Playing the trumpet is a solved science. That is, we know how trumpets work and how to play them. But what if there were a way to play the trumpet that was completely different from everything you’ve been taught? What if rather than never allowing the tongue between the teeth you were instructed to hold it there all of the time, and rather than blowing out all of your air you used the embouchure to prevent air from entering the mouthpiece? Does it sound like madness? Well the truth is that you can learn a lot from approaching a topic from the opposite direction. Despite the thousands of people in the world saying that there is only one way to play the trumpet, they’re mostly all following one extreme end of a sliding scale when it comes to understanding how to produce musical sounds on a piece of brass tubing. Do you want to know more? Are you even a little curious?
“The proper way to obtain a note is to imagine you have something on your tongue. You may try time after time to remove it but only with your tongue. Dear pupil, you must always have that [thing] on your tongue until you can manipulate the notes properly.” Jules Levy (1838 – 1903)
The big elephant in the room at all meetings of brass players is embouchure. Most players know nothing about it and many are scared to learn about or teach it. In fact, some famous teachers even discourage understanding brass player’s embouchures through fear of “paralysis by analysis”. Embouchure is not on the syllabus at any major music college for the simple reason that you need to already be a competent player to even get in to music college. Once enrolled, the course of learning is focused upon music and performance. The subject of making your instrument function is entrusted to laborious routines and gimmicks such as mouthpiece buzzing and breathing exercises. At the end of this process very few players are actually prepared for life as a professional instrumentalist and even fewer can ever dream of becoming a virtuoso soloist. The vast majority of brass teaching is just the perpetuation of anecdotes, trepidation and mythology; students are not taught the critical self-analysis that enables them to understand why their development stops.
It is important to realise that embouchure is only one component in a player’s overall technique. But it should also be acknowledged that embouchures do not develop by osmosis as many brass teachers believe. Breathing exercises do not change bad habits such as thinning lips and mouthpiece pressure. If you have a well functioning embouchure then you can practise any technical exercises or music for as many hours as you wish. It never works the other way around.
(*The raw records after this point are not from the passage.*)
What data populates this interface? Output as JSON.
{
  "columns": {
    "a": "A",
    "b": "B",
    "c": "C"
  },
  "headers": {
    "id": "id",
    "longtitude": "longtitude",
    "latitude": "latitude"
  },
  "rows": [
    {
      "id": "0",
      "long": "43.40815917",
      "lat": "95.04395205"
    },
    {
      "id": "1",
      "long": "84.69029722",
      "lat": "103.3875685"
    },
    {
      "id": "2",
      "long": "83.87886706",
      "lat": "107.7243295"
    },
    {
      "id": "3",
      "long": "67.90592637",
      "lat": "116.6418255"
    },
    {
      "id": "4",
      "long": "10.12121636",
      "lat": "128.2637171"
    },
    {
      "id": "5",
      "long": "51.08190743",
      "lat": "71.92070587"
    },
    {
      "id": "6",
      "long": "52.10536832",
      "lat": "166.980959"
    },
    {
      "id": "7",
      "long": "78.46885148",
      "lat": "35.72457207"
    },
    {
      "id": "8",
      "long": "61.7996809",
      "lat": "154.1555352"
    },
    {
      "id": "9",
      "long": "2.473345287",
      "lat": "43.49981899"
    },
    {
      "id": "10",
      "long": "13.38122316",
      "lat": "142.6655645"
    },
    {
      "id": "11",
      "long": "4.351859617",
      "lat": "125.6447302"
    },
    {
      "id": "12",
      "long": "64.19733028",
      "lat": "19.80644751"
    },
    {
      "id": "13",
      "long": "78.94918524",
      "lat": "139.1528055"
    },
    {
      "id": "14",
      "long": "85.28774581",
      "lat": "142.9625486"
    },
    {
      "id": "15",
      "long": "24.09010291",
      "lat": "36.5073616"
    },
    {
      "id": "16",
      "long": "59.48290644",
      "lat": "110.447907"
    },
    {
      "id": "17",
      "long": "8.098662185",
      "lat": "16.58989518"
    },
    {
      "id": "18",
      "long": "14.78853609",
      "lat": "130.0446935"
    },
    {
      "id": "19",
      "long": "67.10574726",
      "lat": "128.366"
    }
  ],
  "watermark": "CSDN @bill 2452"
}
“A trumpet is such an instrument that is ruled by the tongue and obliged in the high with the breath.” Daniel Speer (1636-1707)
The tongue controlled embouchure is a purely physical system that includes the tongue as a part of a brass player’s embouchure. This allows for massively improved efficiency and accuracy in playing that is not even addressed, let alone matched, by any other playing system. Most players and teachers do not understand that control of tone, pitch and dynamic are a result of manipulating air pressure inside the player’s mouth. The countless people talking about air flow as the solution to playing problems are actually failing to help those they are trying to help as most players are already overblowing, to the detriment of their tone, range, projection and stamina.
About This Website
This site is a hub for brass players seeking information about the Tongue Controlled Embouchure. If you’ve not come across the Tongue Controlled Embouchure before then please read the What is TCE? page first. It is not a complete guide and will not answer all of your questions. For more information take a look at the Books For Learning TCE page or get in touch.
Currently TCE-UK is owned and maintained by Bristol-based professional trumpet player Rich Colquhoun.
Rich is the UK’s leading proponent of the tongue controlled embouchure. He has worked with many professional and amateur players to help improve their trumpet playing and knowledge of the correct function of a brass player’s embouchure. Since beginning teaching the TCE online Rich has had pupils all over the UK as well as Argentina, Austria, Brazil, Denmark, Estonia, Germany, Holland, Hong Kong, Israel, Italy, and Vietnam.
Rich is also a pupil and friend of the acclaimed trumpeter Robert J. (Bahb) Civiletti, another proponent of the TCE and author/co-author of three books on the subject.
The FAQ and Articles pages are there to answer your questions and dispel the myths and misinformation concerning this modern and ancient embouchure technique and brass playing in general. Please submit comments and questions on the contact page.